Tuesday was a particular highlight this week because I was able to spend the full day on Auckland’s North Shore at Devonport Naval Base, the home of the Royal New Zealand Navy. I toured the facilities, visited the worldclass Sea Safety Training Squadron, and watched the impressive bridge simulators in action. I was also lucky to see HMNZS Canterbury return to port from its month-long Pacific Partnership deployment.
Pacific Partnership is an annual humanitarian mission led by the US Navy’s Pacific Fleet. Inspired in part by the Indian Ocean tsunami of 2004, Pacific Partnership is intended to ensure that the United States and other nations are better coordinated to respond to future disasters in the Pacific region.
At stops along its route, Pacific Partnership trains local forces in disaster relief, works with local and international relief organizations on emergency response plans, and provides medical care and construction aid to local communities. The past five missions have served 300,000 patients in 13 countries and participated in 130 engineering projects.
This year Pacific Partnership will make stops in Tonga, Vanuatu, Papua New Guinea, Timor Leste, and the Federated States of Micronesia. USS Cleveland will be joined along the way by ships from Australia and Japan, a helicopter crew from France, and specialized teams from Canada, Singapore, and Spain.
Also joining Pacific Partnership, for the first time, was a Royal New Zealand Navy ship, HMNZS Canterbury. Canterbury met Cleveland in Tonga and participated in humanitarian aid and disaster relief activities in Tonga and Vanuatu, working alongside American, Australian, French, Tongan, and ni-Vanuatu partners.
In another first, my friend US Commodore Jesse Wilson transferred his command from Cleveland to Canterbury, and led the Vanuatu portion of Pacific Partnership from onboard Canterbury. Certain other personnel and sailors also traded places between the two ships and carried out a number of humanitarian interoperability exercises.
The reports that I’ve gotten from my Kiwi and American friends have been unanimous in praising the warmth, ease, and impact of the collaboration. And I know that a lot of value was added in Tonga and Vanuatu because of how well we worked together during the mission.
The Wellington Declaration signed by Minister McCully and Secretary Clinton last November committed our two countries to a variety of shared goals, including accelerating practical cooperation in the Pacific region. Pacific Partnership 2011 is one of the significant, tangible steps already being taken to bring the Wellington Declaration commitments fully to life. With many more to come.
I am a great admirer of Pacific Partnership. It fosters mutual understanding and respect by providing the means for people of various nations to work shoulder-to-shoulder on essential, practical tasks. It brings people together to help other people. Everyone involved both teaches and learns.
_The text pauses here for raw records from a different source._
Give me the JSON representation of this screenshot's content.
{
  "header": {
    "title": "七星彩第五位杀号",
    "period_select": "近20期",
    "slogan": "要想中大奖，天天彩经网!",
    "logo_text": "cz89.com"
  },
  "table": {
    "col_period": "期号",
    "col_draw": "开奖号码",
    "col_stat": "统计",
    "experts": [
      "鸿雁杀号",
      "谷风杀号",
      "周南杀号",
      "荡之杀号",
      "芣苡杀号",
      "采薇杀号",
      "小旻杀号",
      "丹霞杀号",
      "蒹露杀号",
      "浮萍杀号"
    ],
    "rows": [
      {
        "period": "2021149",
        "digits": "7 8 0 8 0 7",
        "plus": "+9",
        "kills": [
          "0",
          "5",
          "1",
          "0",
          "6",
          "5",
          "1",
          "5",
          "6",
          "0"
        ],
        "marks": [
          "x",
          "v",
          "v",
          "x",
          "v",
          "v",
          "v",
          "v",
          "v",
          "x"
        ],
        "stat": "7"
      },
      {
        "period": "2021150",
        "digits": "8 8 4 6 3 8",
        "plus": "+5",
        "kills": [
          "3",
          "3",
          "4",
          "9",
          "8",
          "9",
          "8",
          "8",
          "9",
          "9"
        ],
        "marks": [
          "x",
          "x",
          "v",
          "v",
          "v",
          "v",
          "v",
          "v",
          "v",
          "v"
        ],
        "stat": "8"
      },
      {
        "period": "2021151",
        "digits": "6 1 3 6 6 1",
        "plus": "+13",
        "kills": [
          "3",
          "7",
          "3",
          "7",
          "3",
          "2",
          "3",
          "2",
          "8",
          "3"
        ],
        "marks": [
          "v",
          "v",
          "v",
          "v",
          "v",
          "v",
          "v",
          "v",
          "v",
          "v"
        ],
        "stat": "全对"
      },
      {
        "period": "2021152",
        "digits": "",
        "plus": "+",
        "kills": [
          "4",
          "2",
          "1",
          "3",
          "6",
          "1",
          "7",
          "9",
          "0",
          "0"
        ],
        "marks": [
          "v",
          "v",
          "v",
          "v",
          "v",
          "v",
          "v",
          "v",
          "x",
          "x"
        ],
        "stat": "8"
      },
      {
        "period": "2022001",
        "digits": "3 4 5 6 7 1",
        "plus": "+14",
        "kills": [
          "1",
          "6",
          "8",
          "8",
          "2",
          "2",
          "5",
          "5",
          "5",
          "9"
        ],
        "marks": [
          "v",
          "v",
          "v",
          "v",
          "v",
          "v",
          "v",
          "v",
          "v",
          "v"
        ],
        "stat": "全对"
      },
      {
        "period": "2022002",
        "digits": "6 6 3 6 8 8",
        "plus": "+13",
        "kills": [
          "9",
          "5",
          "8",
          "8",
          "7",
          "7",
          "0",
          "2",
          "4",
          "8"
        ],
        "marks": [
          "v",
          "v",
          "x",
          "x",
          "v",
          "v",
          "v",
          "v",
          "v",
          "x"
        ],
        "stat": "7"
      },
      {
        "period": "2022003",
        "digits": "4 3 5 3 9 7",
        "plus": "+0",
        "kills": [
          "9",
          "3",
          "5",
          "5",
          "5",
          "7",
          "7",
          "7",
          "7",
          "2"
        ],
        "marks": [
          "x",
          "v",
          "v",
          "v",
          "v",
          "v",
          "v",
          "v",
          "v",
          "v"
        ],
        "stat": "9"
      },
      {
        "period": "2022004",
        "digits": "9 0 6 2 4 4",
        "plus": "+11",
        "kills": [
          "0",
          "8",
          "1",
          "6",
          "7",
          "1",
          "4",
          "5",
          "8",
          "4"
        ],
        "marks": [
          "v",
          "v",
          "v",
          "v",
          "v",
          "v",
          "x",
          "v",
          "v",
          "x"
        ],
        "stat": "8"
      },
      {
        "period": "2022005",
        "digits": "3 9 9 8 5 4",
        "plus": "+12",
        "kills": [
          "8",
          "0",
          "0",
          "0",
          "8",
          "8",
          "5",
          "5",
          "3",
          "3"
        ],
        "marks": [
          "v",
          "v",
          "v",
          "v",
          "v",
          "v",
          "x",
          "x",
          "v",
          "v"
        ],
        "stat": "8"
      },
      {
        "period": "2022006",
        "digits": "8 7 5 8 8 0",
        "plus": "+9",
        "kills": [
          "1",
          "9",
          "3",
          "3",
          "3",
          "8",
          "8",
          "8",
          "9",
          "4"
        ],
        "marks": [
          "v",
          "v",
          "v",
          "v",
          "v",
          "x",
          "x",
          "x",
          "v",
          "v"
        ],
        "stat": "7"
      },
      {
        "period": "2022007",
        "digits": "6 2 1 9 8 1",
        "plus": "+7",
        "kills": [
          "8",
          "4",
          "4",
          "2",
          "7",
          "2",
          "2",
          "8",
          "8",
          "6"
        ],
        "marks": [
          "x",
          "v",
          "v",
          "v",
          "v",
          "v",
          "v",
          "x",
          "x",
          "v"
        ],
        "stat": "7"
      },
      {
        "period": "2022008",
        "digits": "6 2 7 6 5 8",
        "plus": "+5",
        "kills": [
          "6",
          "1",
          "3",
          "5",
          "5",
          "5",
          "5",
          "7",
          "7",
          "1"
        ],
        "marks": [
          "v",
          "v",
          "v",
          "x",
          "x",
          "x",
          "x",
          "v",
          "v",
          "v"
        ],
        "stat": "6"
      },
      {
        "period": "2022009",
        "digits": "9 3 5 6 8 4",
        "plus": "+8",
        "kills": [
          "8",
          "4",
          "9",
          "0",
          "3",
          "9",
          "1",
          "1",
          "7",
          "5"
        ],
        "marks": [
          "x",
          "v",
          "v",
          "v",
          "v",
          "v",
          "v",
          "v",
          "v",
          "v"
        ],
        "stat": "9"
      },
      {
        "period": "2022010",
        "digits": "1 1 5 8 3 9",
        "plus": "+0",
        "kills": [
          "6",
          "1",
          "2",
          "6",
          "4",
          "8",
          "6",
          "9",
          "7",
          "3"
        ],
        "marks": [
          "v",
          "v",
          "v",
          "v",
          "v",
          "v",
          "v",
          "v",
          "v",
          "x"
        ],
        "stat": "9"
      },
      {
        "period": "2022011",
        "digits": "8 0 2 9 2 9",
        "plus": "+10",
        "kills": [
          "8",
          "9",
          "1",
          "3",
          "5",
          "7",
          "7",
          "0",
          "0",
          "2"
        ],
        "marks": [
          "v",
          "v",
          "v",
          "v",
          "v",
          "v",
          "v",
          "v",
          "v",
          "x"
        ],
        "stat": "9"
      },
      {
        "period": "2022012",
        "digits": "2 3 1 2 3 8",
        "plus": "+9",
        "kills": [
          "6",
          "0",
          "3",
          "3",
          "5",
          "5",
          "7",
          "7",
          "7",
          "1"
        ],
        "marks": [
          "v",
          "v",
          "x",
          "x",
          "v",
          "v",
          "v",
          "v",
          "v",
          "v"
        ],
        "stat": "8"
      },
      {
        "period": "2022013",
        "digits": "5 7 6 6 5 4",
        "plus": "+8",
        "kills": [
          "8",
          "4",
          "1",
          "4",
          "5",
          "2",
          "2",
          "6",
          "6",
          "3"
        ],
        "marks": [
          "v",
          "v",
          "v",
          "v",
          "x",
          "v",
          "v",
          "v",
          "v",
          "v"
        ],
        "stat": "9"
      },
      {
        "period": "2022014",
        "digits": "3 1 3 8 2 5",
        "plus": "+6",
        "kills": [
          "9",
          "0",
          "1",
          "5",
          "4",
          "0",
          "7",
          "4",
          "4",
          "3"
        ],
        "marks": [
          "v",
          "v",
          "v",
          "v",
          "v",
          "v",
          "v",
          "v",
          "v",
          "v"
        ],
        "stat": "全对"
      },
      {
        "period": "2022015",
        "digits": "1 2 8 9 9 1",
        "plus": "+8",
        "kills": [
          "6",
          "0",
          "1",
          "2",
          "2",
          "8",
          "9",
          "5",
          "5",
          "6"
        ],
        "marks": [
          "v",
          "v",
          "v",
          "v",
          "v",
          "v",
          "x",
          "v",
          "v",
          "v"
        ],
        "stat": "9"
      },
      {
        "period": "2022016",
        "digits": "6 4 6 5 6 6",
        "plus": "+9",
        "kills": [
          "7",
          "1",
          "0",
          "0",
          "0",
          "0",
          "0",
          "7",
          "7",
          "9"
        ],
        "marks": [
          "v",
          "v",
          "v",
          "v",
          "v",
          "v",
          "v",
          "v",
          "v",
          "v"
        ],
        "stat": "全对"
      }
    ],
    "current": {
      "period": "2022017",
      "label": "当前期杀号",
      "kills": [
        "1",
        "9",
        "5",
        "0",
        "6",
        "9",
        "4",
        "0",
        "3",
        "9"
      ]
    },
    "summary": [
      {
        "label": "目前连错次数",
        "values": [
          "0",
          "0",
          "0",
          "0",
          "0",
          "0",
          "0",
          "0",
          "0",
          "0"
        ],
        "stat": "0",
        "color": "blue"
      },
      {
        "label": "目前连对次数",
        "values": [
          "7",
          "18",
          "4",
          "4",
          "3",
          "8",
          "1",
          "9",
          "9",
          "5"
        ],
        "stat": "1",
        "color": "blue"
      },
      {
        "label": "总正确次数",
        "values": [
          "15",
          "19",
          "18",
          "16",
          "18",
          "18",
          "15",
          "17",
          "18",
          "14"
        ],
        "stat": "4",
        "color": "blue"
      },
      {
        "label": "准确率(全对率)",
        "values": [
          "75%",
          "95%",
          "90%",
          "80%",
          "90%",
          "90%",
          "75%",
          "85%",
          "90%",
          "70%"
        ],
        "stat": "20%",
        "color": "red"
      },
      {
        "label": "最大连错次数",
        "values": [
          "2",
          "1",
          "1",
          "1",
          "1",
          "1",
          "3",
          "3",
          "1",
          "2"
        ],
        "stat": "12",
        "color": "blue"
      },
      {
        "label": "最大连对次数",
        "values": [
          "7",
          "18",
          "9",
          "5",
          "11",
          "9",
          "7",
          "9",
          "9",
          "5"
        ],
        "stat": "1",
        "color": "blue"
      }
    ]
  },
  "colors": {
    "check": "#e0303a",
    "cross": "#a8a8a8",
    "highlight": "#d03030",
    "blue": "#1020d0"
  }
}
The result is that everyone is better prepared to deal with challenges in the future.
I’m delighted that Canterbury participated in Pacific Partnership this year. Kiwi medical officers have served with distinction in prior Pacific Partnership missions aboard US ships. However, the lessons learned from having ships and full crews work together in disaster relief and humanitarian exercises are invaluable.
If you would like to follow the rest of the mission, please check out Pacific Partnership’s blog and/or Facebook page. I’ve been enjoying both since Cleveland set sail from Pearl Harbor, Hawaii on April 5th.